__WHAT NEEDS TO BE DONE__
Reproduce all entries verbatim, with nothing added or dropped.

Component data from apps and pages

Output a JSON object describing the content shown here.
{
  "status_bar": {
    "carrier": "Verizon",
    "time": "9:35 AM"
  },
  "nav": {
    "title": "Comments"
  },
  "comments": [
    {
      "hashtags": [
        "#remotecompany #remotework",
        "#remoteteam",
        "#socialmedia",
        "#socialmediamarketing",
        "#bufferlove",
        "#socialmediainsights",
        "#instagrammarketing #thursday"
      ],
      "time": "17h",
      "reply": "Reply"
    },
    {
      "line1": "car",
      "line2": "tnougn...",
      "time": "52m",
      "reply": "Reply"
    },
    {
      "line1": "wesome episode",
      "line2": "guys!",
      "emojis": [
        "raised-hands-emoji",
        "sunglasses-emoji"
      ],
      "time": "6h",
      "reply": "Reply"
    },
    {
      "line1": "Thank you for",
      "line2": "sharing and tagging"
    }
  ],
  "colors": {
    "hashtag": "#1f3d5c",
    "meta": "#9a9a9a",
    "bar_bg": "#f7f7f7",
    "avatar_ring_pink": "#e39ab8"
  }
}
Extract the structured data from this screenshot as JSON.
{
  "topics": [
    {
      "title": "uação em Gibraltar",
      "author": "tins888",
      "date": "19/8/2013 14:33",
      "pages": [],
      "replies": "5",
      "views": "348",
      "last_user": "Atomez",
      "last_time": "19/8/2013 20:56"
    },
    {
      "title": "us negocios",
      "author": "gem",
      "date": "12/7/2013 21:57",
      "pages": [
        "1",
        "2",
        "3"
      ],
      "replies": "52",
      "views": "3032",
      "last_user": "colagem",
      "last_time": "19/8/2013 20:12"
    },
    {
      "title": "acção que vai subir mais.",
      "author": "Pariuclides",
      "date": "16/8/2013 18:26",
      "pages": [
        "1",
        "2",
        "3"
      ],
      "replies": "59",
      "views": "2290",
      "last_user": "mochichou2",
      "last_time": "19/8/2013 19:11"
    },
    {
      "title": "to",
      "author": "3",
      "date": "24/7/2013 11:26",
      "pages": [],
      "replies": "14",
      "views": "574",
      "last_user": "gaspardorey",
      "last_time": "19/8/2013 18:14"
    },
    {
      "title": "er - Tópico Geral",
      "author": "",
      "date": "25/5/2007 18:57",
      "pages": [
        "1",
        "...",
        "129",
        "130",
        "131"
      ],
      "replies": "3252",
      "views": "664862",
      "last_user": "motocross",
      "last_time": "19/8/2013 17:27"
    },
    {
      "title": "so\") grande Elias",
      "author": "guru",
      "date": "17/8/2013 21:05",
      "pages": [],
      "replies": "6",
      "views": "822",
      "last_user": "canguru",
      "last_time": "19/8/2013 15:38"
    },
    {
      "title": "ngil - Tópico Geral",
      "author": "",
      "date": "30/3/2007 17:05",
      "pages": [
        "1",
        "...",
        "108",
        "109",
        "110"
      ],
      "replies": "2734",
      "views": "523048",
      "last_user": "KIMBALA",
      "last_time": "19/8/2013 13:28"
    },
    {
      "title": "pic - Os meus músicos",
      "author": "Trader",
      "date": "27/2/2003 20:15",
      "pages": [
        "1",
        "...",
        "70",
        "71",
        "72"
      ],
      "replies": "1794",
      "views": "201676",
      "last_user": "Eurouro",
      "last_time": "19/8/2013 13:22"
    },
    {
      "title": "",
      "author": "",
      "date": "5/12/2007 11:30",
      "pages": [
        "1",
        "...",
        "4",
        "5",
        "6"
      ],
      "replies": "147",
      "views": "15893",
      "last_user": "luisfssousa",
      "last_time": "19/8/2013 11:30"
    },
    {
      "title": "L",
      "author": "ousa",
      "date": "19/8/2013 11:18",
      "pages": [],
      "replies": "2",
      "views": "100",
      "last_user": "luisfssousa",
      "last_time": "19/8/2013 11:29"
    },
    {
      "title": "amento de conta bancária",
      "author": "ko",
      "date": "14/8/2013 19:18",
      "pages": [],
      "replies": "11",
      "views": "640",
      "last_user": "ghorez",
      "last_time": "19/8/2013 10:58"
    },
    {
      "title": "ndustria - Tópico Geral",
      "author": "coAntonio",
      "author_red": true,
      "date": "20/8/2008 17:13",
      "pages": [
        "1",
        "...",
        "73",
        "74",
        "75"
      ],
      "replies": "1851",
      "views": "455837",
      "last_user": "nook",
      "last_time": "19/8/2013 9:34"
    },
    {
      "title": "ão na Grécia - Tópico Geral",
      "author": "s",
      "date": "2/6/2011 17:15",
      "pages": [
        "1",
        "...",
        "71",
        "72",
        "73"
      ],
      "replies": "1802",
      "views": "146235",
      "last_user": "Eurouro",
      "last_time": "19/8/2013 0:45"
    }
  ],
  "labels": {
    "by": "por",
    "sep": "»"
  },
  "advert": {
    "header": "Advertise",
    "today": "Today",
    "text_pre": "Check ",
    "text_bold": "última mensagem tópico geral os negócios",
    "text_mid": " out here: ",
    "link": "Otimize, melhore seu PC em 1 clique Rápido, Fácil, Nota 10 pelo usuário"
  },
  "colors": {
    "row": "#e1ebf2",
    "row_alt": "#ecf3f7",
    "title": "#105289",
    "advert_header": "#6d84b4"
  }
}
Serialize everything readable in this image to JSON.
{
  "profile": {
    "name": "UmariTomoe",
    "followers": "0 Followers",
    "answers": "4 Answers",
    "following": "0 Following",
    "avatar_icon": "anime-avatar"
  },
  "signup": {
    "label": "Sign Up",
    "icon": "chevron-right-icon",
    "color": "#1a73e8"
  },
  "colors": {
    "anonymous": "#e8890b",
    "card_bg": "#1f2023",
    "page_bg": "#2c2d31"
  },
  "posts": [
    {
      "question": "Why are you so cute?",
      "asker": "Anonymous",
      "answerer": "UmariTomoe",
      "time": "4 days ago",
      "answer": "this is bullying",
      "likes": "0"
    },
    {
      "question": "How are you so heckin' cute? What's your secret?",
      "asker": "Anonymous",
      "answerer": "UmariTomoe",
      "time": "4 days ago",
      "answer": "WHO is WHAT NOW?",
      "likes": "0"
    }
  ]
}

__SOLUTION TO THIS PROBLEM__
Output a JSON object describing the content shown here.
{
  "status_bar": {
    "carrier": "Verizon",
    "time": "9:35 AM"
  },
  "nav": {
    "title": "Comments"
  },
  "comments": [
    {
      "hashtags": [
        "#remotecompany #remotework",
        "#remoteteam",
        "#socialmedia",
        "#socialmediamarketing",
        "#bufferlove",
        "#socialmediainsights",
        "#instagrammarketing #thursday"
      ],
      "time": "17h",
      "reply": "Reply"
    },
    {
      "line1": "car",
      "line2": "tnougn...",
      "time": "52m",
      "reply": "Reply"
    },
    {
      "line1": "wesome episode",
      "line2": "guys!",
      "emojis": [
        "raised-hands-emoji",
        "sunglasses-emoji"
      ],
      "time": "6h",
      "reply": "Reply"
    },
    {
      "line1": "Thank you for",
      "line2": "sharing and tagging"
    }
  ],
  "colors": {
    "hashtag": "#1f3d5c",
    "meta": "#9a9a9a",
    "bar_bg": "#f7f7f7",
    "avatar_ring_pink": "#e39ab8"
  }
}
Extract the structured data from this screenshot as JSON.
{
  "topics": [
    {
      "title": "uação em Gibraltar",
      "author": "tins888",
      "date": "19/8/2013 14:33",
      "pages": [],
      "replies": "5",
      "views": "348",
      "last_user": "Atomez",
      "last_time": "19/8/2013 20:56"
    },
    {
      "title": "us negocios",
      "author": "gem",
      "date": "12/7/2013 21:57",
      "pages": [
        "1",
        "2",
        "3"
      ],
      "replies": "52",
      "views": "3032",
      "last_user": "colagem",
      "last_time": "19/8/2013 20:12"
    },
    {
      "title": "acção que vai subir mais.",
      "author": "Pariuclides",
      "date": "16/8/2013 18:26",
      "pages": [
        "1",
        "2",
        "3"
      ],
      "replies": "59",
      "views": "2290",
      "last_user": "mochichou2",
      "last_time": "19/8/2013 19:11"
    },
    {
      "title": "to",
      "author": "3",
      "date": "24/7/2013 11:26",
      "pages": [],
      "replies": "14",
      "views": "574",
      "last_user": "gaspardorey",
      "last_time": "19/8/2013 18:14"
    },
    {
      "title": "er - Tópico Geral",
      "author": "",
      "date": "25/5/2007 18:57",
      "pages": [
        "1",
        "...",
        "129",
        "130",
        "131"
      ],
      "replies": "3252",
      "views": "664862",
      "last_user": "motocross",
      "last_time": "19/8/2013 17:27"
    },
    {
      "title": "so\") grande Elias",
      "author": "guru",
      "date": "17/8/2013 21:05",
      "pages": [],
      "replies": "6",
      "views": "822",
      "last_user": "canguru",
      "last_time": "19/8/2013 15:38"
    },
    {
      "title": "ngil - Tópico Geral",
      "author": "",
      "date": "30/3/2007 17:05",
      "pages": [
        "1",
        "...",
        "108",
        "109",
        "110"
      ],
      "replies": "2734",
      "views": "523048",
      "last_user": "KIMBALA",
      "last_time": "19/8/2013 13:28"
    },
    {
      "title": "pic - Os meus músicos",
      "author": "Trader",
      "date": "27/2/2003 20:15",
      "pages": [
        "1",
        "...",
        "70",
        "71",
        "72"
      ],
      "replies": "1794",
      "views": "201676",
      "last_user": "Eurouro",
      "last_time": "19/8/2013 13:22"
    },
    {
      "title": "",
      "author": "",
      "date": "5/12/2007 11:30",
      "pages": [
        "1",
        "...",
        "4",
        "5",
        "6"
      ],
      "replies": "147",
      "views": "15893",
      "last_user": "luisfssousa",
      "last_time": "19/8/2013 11:30"
    },
    {
      "title": "L",
      "author": "ousa",
      "date": "19/8/2013 11:18",
      "pages": [],
      "replies": "2",
      "views": "100",
      "last_user": "luisfssousa",
      "last_time": "19/8/2013 11:29"
    },
    {
      "title": "amento de conta bancária",
      "author": "ko",
      "date": "14/8/2013 19:18",
      "pages": [],
      "replies": "11",
      "views": "640",
      "last_user": "ghorez",
      "last_time": "19/8/2013 10:58"
    },
    {
      "title": "ndustria - Tópico Geral",
      "author": "coAntonio",
      "author_red": true,
      "date": "20/8/2008 17:13",
      "pages": [
        "1",
        "...",
        "73",
        "74",
        "75"
      ],
      "replies": "1851",
      "views": "455837",
      "last_user": "nook",
      "last_time": "19/8/2013 9:34"
    },
    {
      "title": "ão na Grécia - Tópico Geral",
      "author": "s",
      "date": "2/6/2011 17:15",
      "pages": [
        "1",
        "...",
        "71",
        "72",
        "73"
      ],
      "replies": "1802",
      "views": "146235",
      "last_user": "Eurouro",
      "last_time": "19/8/2013 0:45"
    }
  ],
  "labels": {
    "by": "por",
    "sep": "»"
  },
  "advert": {
    "header": "Advertise",
    "today": "Today",
    "text_pre": "Check ",
    "text_bold": "última mensagem tópico geral os negócios",
    "text_mid": " out here: ",
    "link": "Otimize, melhore seu PC em 1 clique Rápido, Fácil, Nota 10 pelo usuário"
  },
  "colors": {
    "row": "#e1ebf2",
    "row_alt": "#ecf3f7",
    "title": "#105289",
    "advert_header": "#6d84b4"
  }
}
Serialize everything readable in this image to JSON.
{
  "profile": {
    "name": "UmariTomoe",
    "followers": "0 Followers",
    "answers": "4 Answers",
    "following": "0 Following",
    "avatar_icon": "anime-avatar"
  },
  "signup": {
    "label": "Sign Up",
    "icon": "chevron-right-icon",
    "color": "#1a73e8"
  },
  "colors": {
    "anonymous": "#e8890b",
    "card_bg": "#1f2023",
    "page_bg": "#2c2d31"
  },
  "posts": [
    {
      "question": "Why are you so cute?",
      "asker": "Anonymous",
      "answerer": "UmariTomoe",
      "time": "4 days ago",
      "answer": "this is bullying",
      "likes": "0"
    },
    {
      "question": "How are you so heckin' cute? What's your secret?",
      "asker": "Anonymous",
      "answerer": "UmariTomoe",
      "time": "4 days ago",
      "answer": "WHO is WHAT NOW?",
      "likes": "0"
    }
  ]
}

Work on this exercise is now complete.